From my understanding this is how WPA2 works for home networks: PSK(Pre-Shared Key) is used to generate PMK(Pairwise Master Key), which is used together with ANonce(AP Nonce) to create PTK(Pairwise ...
3
votes
1answer
1k views

Certificate validation with 802.1x PEAP

I recently learned about how WPA-PSK works. If I understand correctly, the 4-way handshake enables the protocol to ensure mutual possession of the PMK (and therefor, the PSK) without sending the ...
3
votes
1answer
233 views

WPA2 enterprise credentials involved in encryption?

Since encryption keys are session-based in WPA2 enterprise, if person A obtains person B's credentials, will person B's encryption key still be safe? Is there any way person A could use person B's ...
3
votes
1answer
895 views

WiFi Direct/WPS key question

So far, I haven't seen any PoC or real-world attacks against WiFi Direct, but I see the potential because it relies on WiFi Protected Setup (WPS) for establishing the connection. Tools like Reaver ...
3
votes
2answers
191 views

How are WPA Keys stored on a router?

Should the router only store a hash of my encryption key or is it stored as plaintext? I believe (but not certain) that the WPA key is itself an encryption key, buy shouldn't that be encrypted like ...
3
votes
2answers
21k views

How to setup GPU for Cracking WPA/WPA2?

I have a Dell N5110 15R Laptop that I'm planning to use for GPU based cracking of WPA/WPA2 passwords. The thing is, I'm not a really big fan of password dictionaries and rainbow tables, I'd rather ...
3
votes
1answer
322 views

What are the security implications of pairwise master key caching in Wireless Networks?

I'm currently investigating WPA2 enterprise security options, and I'm curious about PMK Caching. I've found lots of vendor information about it, and understand that the client does not need to ...
3
votes
0answers
664 views

What is the most common default security setting on most consumer and small business Wi-Fi routers? [closed]

I am writing a paper right now which involves Wi-Fi security (I'll spare you the details). A major argument in this area depends on the assertion that Wi-Fi routers come defaulted as open networks (ie ...
2
votes
1answer
4k views

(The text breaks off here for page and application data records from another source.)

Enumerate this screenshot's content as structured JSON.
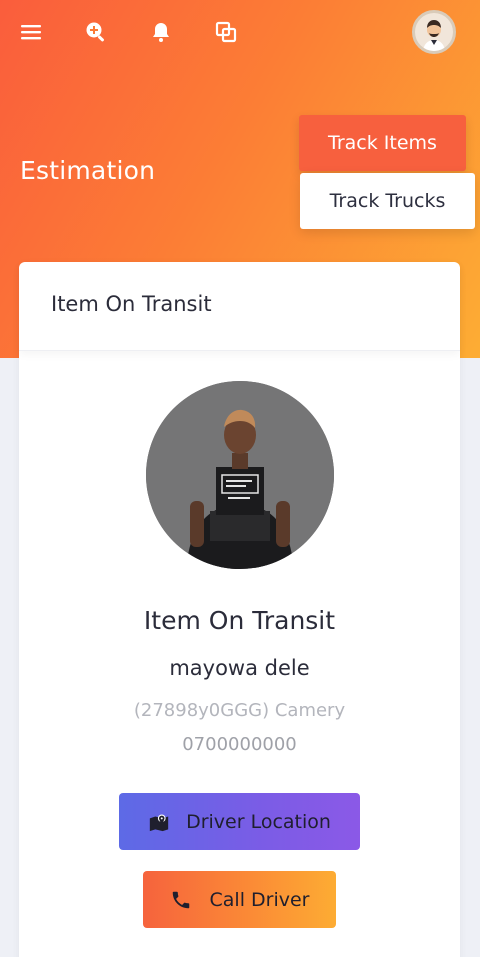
{
  "header": {
    "page_title": "Estimation",
    "icons": [
      "menu-icon",
      "zoom-in-icon",
      "bell-icon",
      "copy-icon"
    ]
  },
  "tabs": {
    "track_items": "Track Items",
    "track_trucks": "Track Trucks"
  },
  "card": {
    "header_title": "Item On Transit",
    "status_title": "Item On Transit",
    "driver_name": "mayowa dele",
    "vehicle": "(27898y0GGG) Camery",
    "phone": "0700000000",
    "driver_location_label": "Driver Location",
    "call_driver_label": "Call Driver"
  },
  "colors": {
    "header_gradient_start": "#fa5d3c",
    "header_gradient_end": "#fdad34",
    "track_items_bg": "#f7603e",
    "location_button_start": "#5d6ae6",
    "location_button_end": "#8b59e7",
    "call_button_start": "#f6633d",
    "call_button_end": "#fdac33"
  }
}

Why is a CA certificate required for EAP-TLS clients?

When setting up clients with WPA2 EAP-TLS, most clients (ie: my phone, my computer) require both a client public/private keypair (for obvious reasons) and a certificate authority certificate. It's ...
2
votes
1answer
2k views

Should WPA2-AES be presumed insecure? (What is the “Hole196” vulnerability?)

I saw it mentioned in an answer here about firesheep, but I've never heard of it -- Should WPA2 be presumed insecure?
2
votes
3answers
1k views

wpa2-psk + wireless isolation = secure connection?

from what I've read: If I am on a wireless network without encryption, any other computer connected to that same network could easily (with right tools & knowledge) intercept any traffic I ...
2
votes
1answer
3k views

can an attacker find WPA2 passphrase given WPA key data and WPA MIC

Can some one with these two pieces of information get a hold of the psk key, or its a blind attack that can be done using dictionaries or/and word-lists ? If so please add some resource like a link ...